_What needs to be done_. Restate each entry below without changing a word.

_Data for processing_.
┌────────
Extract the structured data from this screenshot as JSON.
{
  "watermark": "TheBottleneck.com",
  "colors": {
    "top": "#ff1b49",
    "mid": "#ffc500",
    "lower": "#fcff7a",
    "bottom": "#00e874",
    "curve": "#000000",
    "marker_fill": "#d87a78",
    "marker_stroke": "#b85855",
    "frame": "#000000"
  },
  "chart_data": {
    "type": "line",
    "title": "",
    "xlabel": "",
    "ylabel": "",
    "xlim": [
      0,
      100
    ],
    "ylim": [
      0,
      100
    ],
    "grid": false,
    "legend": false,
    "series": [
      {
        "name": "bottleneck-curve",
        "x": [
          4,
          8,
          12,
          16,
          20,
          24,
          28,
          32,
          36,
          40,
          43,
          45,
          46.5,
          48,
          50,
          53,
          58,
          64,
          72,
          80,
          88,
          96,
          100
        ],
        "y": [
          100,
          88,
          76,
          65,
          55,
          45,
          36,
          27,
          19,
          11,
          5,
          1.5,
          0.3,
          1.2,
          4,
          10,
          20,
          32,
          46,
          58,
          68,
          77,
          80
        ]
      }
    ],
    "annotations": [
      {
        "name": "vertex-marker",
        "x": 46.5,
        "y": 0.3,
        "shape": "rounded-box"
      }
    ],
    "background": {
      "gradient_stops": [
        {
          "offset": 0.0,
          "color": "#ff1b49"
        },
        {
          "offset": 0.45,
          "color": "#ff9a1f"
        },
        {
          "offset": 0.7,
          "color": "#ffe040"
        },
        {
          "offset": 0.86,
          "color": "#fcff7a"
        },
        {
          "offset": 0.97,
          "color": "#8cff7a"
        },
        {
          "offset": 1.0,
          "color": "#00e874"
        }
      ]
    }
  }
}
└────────
_Task result_.
Extract the structured data from this screenshot as JSON.
{
  "watermark": "TheBottleneck.com",
  "colors": {
    "top": "#ff1b49",
    "mid": "#ffc500",
    "lower": "#fcff7a",
    "bottom": "#00e874",
    "curve": "#000000",
    "marker_fill": "#d87a78",
    "marker_stroke": "#b85855",
    "frame": "#000000"
  },
  "chart_data": {
    "type": "line",
    "title": "",
    "xlabel": "",
    "ylabel": "",
    "xlim": [
      0,
      100
    ],
    "ylim": [
      0,
      100
    ],
    "grid": false,
    "legend": false,
    "series": [
      {
        "name": "bottleneck-curve",
        "x": [
          4,
          8,
          12,
          16,
          20,
          24,
          28,
          32,
          36,
          40,
          43,
          45,
          46.5,
          48,
          50,
          53,
          58,
          64,
          72,
          80,
          88,
          96,
          100
        ],
        "y": [
          100,
          88,
          76,
          65,
          55,
          45,
          36,
          27,
          19,
          11,
          5,
          1.5,
          0.3,
          1.2,
          4,
          10,
          20,
          32,
          46,
          58,
          68,
          77,
          80
        ]
      }
    ],
    "annotations": [
      {
        "name": "vertex-marker",
        "x": 46.5,
        "y": 0.3,
        "shape": "rounded-box"
      }
    ],
    "background": {
      "gradient_stops": [
        {
          "offset": 0.0,
          "color": "#ff1b49"
        },
        {
          "offset": 0.45,
          "color": "#ff9a1f"
        },
        {
          "offset": 0.7,
          "color": "#ffe040"
        },
        {
          "offset": 0.86,
          "color": "#fcff7a"
        },
        {
          "offset": 0.97,
          "color": "#8cff7a"
        },
        {
          "offset": 1.0,
          "color": "#00e874"
        }
      ]
    }
  }
}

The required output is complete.